Accessing molecular assemblies of biomolecules is challenging, given that they are soft-matter. The definitive method is X-ray diffraction but this requires crystals – and the molecular packing in crystals may not reflect that in the biological environment. Cryo-electron microscopy is another option but does not yet give atomic resolution. An alternative is to resort to molecular simulation, wherein the molecular trajectories are simulated using Newtonian mechanics driven by inter-molecular forces. Molecular simulations by design converge to lower free energy, akin to real systems.

I will present some recent simulation results on two biological systems: the self-assembly and molecular organization of tight junction proteins, and the interaction of curcumin with amyloid structures.

Tight junctions are complex multiprotein structures found in epithelial and endothelial cells which serve as selective barriers and regulate the diffusion of small molecules and ions through the intercellular space. They are composed of a network of strands that encircle the cells belt-like. The molecular organization of the tight junction strands is not entirely resolved but is essential to understanding normal physiological function as well as dysfunction in pathological states. Furthermore, the development of new therapeutic strategies will rely on a molecular level understanding of the tight junction barrier mechanism. In the simulations we have explored both the cis(same cell membrane)- and trans(adjacent cell membranes)-interaction with a view to understanding how tight junction strands form and their molecular architecture.

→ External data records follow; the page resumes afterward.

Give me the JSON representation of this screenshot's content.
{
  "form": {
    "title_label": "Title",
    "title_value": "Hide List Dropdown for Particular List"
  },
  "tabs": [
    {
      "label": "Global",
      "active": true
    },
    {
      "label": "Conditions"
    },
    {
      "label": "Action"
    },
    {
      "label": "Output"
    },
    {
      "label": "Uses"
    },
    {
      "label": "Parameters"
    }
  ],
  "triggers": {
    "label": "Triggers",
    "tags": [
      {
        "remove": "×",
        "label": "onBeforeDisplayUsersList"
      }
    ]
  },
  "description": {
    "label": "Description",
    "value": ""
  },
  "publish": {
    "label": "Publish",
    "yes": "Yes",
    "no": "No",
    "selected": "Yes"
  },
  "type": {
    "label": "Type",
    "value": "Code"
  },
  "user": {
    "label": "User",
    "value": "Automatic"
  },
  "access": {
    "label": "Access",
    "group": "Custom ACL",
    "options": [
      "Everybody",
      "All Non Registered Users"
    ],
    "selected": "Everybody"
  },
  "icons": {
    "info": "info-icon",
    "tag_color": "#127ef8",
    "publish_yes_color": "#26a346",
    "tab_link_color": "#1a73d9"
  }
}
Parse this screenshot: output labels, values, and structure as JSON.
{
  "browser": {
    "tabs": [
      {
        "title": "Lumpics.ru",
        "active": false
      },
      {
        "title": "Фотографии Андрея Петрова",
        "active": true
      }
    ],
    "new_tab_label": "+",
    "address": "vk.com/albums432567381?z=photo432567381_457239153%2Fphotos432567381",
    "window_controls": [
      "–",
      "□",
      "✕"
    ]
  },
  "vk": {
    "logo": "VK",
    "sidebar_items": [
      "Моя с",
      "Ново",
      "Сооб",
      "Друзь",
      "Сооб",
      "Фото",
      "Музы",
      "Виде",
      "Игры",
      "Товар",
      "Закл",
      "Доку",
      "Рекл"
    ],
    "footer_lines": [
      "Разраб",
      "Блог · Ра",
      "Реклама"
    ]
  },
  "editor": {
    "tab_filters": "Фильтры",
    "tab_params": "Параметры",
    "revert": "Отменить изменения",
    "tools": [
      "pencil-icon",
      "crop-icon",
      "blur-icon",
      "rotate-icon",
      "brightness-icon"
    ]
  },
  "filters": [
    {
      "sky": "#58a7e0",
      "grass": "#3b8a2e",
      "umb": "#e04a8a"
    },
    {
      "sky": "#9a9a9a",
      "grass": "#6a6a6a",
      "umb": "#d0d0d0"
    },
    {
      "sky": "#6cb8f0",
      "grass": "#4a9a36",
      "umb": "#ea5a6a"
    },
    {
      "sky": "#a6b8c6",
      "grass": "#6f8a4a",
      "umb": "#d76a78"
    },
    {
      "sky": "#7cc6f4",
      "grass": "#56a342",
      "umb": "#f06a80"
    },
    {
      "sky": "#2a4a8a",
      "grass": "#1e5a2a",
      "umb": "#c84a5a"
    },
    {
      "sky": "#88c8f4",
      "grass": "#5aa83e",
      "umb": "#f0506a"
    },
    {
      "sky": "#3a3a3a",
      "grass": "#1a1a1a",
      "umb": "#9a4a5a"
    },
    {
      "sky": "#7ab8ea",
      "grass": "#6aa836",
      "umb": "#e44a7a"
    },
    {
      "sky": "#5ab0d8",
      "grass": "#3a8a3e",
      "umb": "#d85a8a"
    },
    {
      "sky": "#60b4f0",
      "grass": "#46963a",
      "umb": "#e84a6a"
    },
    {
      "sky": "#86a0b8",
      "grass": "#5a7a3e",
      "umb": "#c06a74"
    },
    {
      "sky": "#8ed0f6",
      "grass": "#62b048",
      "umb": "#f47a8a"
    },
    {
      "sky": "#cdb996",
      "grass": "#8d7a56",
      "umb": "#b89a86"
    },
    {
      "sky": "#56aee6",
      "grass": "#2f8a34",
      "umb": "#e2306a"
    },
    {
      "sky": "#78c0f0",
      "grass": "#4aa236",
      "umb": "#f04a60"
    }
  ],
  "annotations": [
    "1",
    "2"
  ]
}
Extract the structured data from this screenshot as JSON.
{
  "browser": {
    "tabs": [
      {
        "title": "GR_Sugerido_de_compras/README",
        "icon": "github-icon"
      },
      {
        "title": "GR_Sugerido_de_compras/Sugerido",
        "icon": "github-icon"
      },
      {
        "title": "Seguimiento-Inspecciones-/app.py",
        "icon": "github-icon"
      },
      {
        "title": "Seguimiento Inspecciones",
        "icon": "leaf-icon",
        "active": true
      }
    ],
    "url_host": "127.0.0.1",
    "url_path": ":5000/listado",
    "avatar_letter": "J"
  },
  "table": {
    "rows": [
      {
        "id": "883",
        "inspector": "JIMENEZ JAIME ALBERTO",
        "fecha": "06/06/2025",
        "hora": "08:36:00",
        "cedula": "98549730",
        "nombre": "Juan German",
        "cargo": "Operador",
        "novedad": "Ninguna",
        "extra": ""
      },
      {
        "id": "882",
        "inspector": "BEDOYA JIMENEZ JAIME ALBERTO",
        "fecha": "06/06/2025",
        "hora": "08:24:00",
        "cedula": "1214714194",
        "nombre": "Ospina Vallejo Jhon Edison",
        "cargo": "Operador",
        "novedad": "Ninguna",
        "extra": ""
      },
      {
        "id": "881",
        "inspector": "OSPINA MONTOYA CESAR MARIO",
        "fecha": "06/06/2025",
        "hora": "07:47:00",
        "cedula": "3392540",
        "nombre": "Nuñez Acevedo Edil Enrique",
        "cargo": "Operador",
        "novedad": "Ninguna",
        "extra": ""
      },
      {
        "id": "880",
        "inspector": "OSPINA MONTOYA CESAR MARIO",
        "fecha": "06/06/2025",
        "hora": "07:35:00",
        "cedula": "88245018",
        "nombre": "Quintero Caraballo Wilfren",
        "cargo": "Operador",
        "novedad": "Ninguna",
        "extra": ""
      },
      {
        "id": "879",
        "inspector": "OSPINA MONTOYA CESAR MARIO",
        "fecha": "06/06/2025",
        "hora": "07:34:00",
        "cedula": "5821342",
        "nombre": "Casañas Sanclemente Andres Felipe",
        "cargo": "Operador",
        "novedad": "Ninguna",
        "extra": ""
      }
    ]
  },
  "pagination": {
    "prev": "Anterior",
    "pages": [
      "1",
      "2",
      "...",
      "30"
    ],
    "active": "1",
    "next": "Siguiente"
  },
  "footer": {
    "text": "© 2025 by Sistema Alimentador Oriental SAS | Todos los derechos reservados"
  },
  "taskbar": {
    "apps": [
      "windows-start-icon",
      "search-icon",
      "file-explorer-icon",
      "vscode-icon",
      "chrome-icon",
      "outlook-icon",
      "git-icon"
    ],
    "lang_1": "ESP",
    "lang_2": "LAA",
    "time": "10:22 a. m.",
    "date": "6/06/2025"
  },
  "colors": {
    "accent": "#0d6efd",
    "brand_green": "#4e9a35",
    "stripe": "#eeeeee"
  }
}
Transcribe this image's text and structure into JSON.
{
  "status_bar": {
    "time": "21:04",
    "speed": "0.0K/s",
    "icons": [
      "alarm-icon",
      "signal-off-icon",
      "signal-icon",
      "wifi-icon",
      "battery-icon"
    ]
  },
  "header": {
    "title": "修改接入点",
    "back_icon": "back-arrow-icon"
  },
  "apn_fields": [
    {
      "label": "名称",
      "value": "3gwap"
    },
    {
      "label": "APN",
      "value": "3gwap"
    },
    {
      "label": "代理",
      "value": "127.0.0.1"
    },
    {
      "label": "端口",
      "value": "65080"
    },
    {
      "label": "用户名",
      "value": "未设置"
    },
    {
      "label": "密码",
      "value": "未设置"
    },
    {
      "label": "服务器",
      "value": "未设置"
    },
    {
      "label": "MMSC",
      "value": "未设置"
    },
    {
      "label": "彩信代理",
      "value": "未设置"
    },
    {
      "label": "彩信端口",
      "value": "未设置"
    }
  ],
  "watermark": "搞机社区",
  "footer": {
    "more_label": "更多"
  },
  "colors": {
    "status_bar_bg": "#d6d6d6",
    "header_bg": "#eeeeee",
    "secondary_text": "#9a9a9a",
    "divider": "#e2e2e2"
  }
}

Curcumin is a natural fluorescent dye that binds preferentially to Aβ fibrils. A recent proof-of-concept study has demonstrated its use as a non-invasive Aβ-biomarker for Alzheimer’s disease in live patients, where the curcumin fluorescence was employed to detect amyloid deposits in the retina [1]. We have investigated the molecular basis for curcumin’s specificity for Aβ, simulating the interaction of curcumin with Aβ at multiples levels: with the Aβ monomer, an oligomer, and a pre-formed protofilament